(Interface dataset entries)
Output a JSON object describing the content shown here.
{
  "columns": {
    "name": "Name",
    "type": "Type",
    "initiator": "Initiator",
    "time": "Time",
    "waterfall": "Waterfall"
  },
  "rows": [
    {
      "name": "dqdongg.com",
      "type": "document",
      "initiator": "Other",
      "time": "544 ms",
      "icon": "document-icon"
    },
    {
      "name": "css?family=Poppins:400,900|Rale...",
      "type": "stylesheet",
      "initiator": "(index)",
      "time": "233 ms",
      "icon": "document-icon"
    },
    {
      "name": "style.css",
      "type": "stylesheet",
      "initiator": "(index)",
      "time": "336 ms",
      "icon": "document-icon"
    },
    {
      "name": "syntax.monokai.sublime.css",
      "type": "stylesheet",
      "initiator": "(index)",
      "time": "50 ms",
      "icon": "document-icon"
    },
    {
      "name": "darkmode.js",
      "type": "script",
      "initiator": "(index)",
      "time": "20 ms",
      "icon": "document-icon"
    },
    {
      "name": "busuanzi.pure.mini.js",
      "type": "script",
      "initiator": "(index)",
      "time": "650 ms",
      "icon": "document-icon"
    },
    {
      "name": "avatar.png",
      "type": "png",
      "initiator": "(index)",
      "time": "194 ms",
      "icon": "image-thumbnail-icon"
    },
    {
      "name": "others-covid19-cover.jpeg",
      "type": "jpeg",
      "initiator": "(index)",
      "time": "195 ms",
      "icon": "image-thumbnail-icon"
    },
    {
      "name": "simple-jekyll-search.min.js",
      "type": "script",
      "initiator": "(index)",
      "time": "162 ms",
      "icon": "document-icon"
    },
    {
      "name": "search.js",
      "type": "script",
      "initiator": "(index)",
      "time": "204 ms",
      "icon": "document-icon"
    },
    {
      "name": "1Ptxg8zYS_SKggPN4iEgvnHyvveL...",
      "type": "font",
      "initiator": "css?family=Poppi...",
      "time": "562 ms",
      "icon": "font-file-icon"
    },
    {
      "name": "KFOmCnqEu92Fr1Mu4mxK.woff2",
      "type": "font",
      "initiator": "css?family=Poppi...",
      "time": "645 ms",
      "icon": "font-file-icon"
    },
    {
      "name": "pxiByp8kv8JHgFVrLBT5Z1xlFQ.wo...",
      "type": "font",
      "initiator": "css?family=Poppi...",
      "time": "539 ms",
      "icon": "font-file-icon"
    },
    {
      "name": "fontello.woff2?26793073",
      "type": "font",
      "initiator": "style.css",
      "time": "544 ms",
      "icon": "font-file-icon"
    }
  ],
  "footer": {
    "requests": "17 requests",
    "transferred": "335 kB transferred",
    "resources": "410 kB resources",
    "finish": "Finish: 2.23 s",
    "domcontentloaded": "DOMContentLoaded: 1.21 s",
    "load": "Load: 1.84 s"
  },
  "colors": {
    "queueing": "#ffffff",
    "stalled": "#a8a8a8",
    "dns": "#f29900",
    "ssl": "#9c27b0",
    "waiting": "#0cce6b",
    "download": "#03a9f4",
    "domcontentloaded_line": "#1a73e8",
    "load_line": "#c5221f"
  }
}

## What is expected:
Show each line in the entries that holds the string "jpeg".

## Answer to the problem:
      "name": "others-covid19-cover.jpeg",
      "type": "jpeg",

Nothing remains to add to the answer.